More About Chai

What is chai? 

Chai is the hindi word for tea. Specifically, chai is black tea and milk (sugar and spices are optional). Chai is a quintessential Indian beverage, and is the most consumed beverage next to water.

The key to a good cup of chai is the tea itself and the method of preparation. The tea from Assam region (the largest tea-growing region in India) is known for its boldness and is best suited for chai as it holds its flavor when combined with milk and spices. The right way to make chai is to boil the tea with milk.

In the US, "chai" found in most cafes is made by steaming milk with a tea concentrate. We wish more cafes would label their chai drink as Chai Latte as it is made latte style. Even though flavor profile of a latte-style chai is very different from traditional Indian chai (where the milk and the tea are boiled together), we thank Starbucks and Oregon Chai for making chai so popular in the US.

There is no standard recipe for Masala Chai (spiced tea). Every household in India has their own way of making it. Some of the common spices used to make chai is ginger, cardamom, cloves, cinnamon and black pepper.


Chai Culture 

Drinking tea, in all different cultures, is a social event. It's meant to be consumed sitting down, and some eastern cultures have created elaborate ceremonies to signify its importance in their culture.

In India, the consumption of tea for medicinal and therapeutic purposes was documented as far back as 500 BC. However, it was the British who introduced the Indians to the culture of drinking black tea with milk and sugar. Indians adopted the recipe, boiled the tea with spices and milk to make chai in its current form.

The British East India Company started the commercial production of tea in India in the 19th century. The foothills of Himalayas in the northeast region proved to be the ideal climate for tea plantations. As a result, India has become one of the largest tea producers in the world.

Those who traveled to India are familiar with carts on sidewalks and street corners selling chai and other goodies. Like the Chinese, Indians drink chai multiple times a day. Like in Britain, the afternoon chai is often accompanied with snacks. As it is with eastern culture, chai is a sign of hospitality. If you prefer to have your chai the “British way” – black tea with a spot of milk - you are likely to be considered an elitist in India.


Health Benefits 

Most people drink chai because they love it! We recommend that you choose to drink chai for its great taste and the caffeine boost, if you so desire.

A common myth is that green tea has more health benefits than black tea. This is simply not true! This myth is due to fact that vast majority of studies have been done with green tea. However, as all tea (green, black, white, etc) comes from the same plant, Camellia Sinensis, they all offer similar benefits.

The spices we use in the Masala Chai are known in Ayurveda to have many health benefits, especially relating to the digestive system, like stimulating the appetite, reducing gas, and counteracting stomach acidity.
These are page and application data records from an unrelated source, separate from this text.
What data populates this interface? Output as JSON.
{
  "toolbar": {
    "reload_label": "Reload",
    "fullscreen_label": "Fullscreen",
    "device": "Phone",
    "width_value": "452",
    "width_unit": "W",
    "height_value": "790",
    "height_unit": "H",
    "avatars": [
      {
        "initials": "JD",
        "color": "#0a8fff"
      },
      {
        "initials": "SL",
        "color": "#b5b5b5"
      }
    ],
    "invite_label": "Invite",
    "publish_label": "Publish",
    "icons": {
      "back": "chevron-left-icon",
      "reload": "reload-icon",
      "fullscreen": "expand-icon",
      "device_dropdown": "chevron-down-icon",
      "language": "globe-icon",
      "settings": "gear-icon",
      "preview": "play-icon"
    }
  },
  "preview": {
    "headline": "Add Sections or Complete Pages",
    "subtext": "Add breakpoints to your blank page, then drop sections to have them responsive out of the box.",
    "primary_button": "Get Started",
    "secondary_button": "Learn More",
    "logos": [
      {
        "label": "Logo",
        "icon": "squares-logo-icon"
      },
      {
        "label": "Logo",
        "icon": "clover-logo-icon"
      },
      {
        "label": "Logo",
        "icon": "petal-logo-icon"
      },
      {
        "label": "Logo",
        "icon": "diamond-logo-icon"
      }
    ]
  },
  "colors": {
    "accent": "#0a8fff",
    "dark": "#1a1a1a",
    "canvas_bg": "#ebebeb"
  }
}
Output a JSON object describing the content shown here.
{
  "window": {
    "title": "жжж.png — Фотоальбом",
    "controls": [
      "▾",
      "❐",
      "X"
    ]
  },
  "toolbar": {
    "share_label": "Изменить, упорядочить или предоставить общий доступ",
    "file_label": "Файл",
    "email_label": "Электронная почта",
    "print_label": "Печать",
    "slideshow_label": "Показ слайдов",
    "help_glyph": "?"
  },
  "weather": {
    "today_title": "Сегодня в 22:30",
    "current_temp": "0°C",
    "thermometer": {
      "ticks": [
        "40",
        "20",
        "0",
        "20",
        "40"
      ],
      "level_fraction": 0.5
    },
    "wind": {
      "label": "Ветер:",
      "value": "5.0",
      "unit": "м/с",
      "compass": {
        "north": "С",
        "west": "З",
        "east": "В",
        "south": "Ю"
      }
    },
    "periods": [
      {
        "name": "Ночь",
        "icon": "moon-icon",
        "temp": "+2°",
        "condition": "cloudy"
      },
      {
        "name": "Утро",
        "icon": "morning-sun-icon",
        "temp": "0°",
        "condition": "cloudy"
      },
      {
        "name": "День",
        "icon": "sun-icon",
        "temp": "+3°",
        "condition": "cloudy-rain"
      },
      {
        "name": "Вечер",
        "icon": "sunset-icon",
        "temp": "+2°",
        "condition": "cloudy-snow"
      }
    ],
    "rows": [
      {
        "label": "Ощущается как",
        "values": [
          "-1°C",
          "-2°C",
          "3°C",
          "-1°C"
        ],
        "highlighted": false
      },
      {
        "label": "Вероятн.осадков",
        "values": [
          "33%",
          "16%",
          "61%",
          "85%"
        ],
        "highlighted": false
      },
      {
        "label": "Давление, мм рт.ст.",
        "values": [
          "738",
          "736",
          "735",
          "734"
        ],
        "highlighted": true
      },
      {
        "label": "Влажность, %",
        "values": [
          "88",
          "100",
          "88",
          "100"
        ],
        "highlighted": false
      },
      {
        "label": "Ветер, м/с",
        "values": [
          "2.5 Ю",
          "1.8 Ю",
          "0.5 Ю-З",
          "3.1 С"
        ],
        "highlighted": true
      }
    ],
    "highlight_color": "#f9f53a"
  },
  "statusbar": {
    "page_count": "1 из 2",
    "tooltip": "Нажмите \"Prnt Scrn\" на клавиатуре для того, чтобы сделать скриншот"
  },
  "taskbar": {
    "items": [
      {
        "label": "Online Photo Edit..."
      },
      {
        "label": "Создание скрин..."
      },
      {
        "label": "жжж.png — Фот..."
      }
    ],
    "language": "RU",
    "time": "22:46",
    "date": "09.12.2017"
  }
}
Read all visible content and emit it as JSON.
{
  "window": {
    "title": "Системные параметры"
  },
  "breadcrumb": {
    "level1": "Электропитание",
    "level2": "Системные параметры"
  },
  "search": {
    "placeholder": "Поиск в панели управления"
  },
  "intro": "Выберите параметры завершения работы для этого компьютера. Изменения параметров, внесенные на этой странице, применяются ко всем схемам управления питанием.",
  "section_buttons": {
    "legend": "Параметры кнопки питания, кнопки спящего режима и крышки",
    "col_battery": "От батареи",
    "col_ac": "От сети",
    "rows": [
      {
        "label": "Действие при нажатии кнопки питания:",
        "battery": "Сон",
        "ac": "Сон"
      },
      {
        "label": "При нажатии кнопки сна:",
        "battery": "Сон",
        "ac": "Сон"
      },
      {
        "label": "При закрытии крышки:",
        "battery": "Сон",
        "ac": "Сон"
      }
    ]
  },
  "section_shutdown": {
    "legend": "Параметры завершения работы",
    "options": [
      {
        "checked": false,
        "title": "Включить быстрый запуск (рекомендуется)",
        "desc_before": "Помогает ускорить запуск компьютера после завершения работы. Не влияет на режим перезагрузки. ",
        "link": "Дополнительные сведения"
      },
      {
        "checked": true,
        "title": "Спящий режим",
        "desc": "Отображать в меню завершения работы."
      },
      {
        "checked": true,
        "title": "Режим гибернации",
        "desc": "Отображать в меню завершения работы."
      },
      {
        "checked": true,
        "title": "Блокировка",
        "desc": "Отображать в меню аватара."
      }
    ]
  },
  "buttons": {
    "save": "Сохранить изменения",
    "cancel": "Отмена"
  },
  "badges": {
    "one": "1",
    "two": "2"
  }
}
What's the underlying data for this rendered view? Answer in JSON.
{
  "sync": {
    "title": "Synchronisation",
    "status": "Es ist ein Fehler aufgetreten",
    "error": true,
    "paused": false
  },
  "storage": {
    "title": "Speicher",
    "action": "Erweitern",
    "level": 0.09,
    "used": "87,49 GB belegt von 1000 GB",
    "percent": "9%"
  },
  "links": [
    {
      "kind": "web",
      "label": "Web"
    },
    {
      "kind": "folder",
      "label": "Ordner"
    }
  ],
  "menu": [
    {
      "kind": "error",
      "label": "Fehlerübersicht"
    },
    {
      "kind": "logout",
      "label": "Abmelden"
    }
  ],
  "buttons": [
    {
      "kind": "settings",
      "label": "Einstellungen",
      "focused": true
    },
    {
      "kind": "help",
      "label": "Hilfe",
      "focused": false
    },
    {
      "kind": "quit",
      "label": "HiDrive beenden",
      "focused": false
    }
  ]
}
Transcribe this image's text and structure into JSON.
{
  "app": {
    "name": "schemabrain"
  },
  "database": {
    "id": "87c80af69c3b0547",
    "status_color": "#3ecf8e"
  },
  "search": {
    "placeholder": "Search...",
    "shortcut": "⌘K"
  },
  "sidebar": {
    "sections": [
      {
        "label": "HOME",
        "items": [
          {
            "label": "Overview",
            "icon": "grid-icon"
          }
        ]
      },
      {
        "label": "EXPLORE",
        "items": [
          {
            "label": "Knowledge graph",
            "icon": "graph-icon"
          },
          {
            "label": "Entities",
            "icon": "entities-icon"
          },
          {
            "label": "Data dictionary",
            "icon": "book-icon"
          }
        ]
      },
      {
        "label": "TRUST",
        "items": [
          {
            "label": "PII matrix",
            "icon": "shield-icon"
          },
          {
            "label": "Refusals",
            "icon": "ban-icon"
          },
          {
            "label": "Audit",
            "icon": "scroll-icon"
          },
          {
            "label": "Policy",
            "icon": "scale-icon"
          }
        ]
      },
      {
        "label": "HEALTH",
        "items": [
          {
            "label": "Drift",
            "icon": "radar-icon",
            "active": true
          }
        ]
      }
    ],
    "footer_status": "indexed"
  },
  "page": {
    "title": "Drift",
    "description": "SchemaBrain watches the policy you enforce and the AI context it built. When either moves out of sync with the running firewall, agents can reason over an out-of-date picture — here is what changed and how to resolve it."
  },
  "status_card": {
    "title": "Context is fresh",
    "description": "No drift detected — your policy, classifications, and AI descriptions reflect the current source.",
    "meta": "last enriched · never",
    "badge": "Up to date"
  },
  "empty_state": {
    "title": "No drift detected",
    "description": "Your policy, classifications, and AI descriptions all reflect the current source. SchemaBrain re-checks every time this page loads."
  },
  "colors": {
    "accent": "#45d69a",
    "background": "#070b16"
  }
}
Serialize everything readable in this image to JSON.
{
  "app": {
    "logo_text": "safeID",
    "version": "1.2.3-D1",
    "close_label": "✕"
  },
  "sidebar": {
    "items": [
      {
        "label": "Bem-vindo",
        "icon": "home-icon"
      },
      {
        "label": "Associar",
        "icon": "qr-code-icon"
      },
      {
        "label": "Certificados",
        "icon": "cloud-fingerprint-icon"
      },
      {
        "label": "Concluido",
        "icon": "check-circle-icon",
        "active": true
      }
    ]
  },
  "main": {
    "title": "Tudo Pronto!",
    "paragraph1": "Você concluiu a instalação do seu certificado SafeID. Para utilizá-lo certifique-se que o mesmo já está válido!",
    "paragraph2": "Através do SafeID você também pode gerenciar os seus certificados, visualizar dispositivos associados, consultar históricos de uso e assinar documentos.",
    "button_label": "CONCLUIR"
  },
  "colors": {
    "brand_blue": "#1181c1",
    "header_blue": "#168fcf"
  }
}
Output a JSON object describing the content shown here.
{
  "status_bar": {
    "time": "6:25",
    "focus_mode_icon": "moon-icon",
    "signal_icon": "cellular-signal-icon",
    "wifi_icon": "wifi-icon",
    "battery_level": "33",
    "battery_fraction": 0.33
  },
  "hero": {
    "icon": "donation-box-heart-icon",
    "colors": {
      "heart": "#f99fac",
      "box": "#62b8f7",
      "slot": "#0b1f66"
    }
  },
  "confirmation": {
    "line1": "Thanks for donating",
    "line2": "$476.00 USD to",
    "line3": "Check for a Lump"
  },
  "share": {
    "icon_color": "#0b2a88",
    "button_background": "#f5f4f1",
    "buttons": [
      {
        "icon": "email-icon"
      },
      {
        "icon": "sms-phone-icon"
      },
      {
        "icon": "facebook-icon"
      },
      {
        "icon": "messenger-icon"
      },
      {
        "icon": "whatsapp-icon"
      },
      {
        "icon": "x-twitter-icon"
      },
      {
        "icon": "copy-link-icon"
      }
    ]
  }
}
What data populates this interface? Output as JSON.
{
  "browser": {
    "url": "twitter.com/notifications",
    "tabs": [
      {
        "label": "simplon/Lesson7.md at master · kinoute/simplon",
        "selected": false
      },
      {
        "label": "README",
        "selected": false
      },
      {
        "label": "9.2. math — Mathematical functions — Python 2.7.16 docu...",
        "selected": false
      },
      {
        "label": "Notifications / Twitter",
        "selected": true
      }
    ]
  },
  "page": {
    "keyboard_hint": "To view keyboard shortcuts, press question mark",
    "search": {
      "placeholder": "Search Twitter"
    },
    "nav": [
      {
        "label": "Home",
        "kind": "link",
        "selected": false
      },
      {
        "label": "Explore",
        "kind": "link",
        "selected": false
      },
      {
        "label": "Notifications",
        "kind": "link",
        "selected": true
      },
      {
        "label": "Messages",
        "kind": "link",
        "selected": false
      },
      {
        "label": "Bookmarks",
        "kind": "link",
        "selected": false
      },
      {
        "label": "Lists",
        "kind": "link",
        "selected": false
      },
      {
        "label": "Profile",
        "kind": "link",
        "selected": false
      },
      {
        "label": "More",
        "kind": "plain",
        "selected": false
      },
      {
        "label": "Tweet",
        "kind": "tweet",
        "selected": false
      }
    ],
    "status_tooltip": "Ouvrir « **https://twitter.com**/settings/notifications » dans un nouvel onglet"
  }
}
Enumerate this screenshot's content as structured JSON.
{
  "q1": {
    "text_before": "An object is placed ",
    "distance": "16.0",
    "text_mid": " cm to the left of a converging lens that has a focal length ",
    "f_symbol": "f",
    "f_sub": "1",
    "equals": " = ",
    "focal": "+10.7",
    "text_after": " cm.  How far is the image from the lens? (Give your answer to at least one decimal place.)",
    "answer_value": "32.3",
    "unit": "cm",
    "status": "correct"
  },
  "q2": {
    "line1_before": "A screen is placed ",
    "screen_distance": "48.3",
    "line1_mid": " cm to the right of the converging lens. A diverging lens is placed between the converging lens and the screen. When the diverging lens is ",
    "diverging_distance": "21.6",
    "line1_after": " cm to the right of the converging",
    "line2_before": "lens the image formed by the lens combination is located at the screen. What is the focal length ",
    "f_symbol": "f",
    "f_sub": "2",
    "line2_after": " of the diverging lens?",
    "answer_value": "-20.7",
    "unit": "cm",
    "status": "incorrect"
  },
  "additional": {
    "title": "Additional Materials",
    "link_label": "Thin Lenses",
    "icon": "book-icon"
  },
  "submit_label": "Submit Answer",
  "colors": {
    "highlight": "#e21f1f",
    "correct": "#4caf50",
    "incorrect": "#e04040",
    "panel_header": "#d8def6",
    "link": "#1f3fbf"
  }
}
Ginger improves digestion, prevents and manages stomach ulcers, protects against symptoms of colds and flu, and stimulates blood circulation. It has also been shown to be a very potent inhibitor of inflammatory compounds that contribute to arthritis and rheumatic conditions. Ginger also reduces blood cholesterol by improving liver function.

Cinnamon can lower LDL cholesterol and has a regulatory effect on blood sugar, making it especially beneficial for people with Type 2 diabetes. Cinnamon is also known for its antifungal and antibacterial properties, making it effective in fighting yeast infections. It is also known for counteracting bad breath.

Cardamom is known to enhance appetite, improve digestion and provide relief from acidity in the stomach. It is also considered beneficial to the urinary-tract system and is considered a kidney cleanser.

Cloves have been well-known as an all-around healing spice for centuries. They are reputed to have antibacterial, antiviral, antifungal and antiseptic properties. They're also known to heal ailments of the digestive system and promote good digestion as well as metabolism.

Black Pepper is a powerful anti-oxidant. It is known to improve digestion and promote intestinal health. It is also effective in providing relief for nasal congestion and its antibacterial properties make it an effective remedy for respiratory conditions including colds, coughs and flu.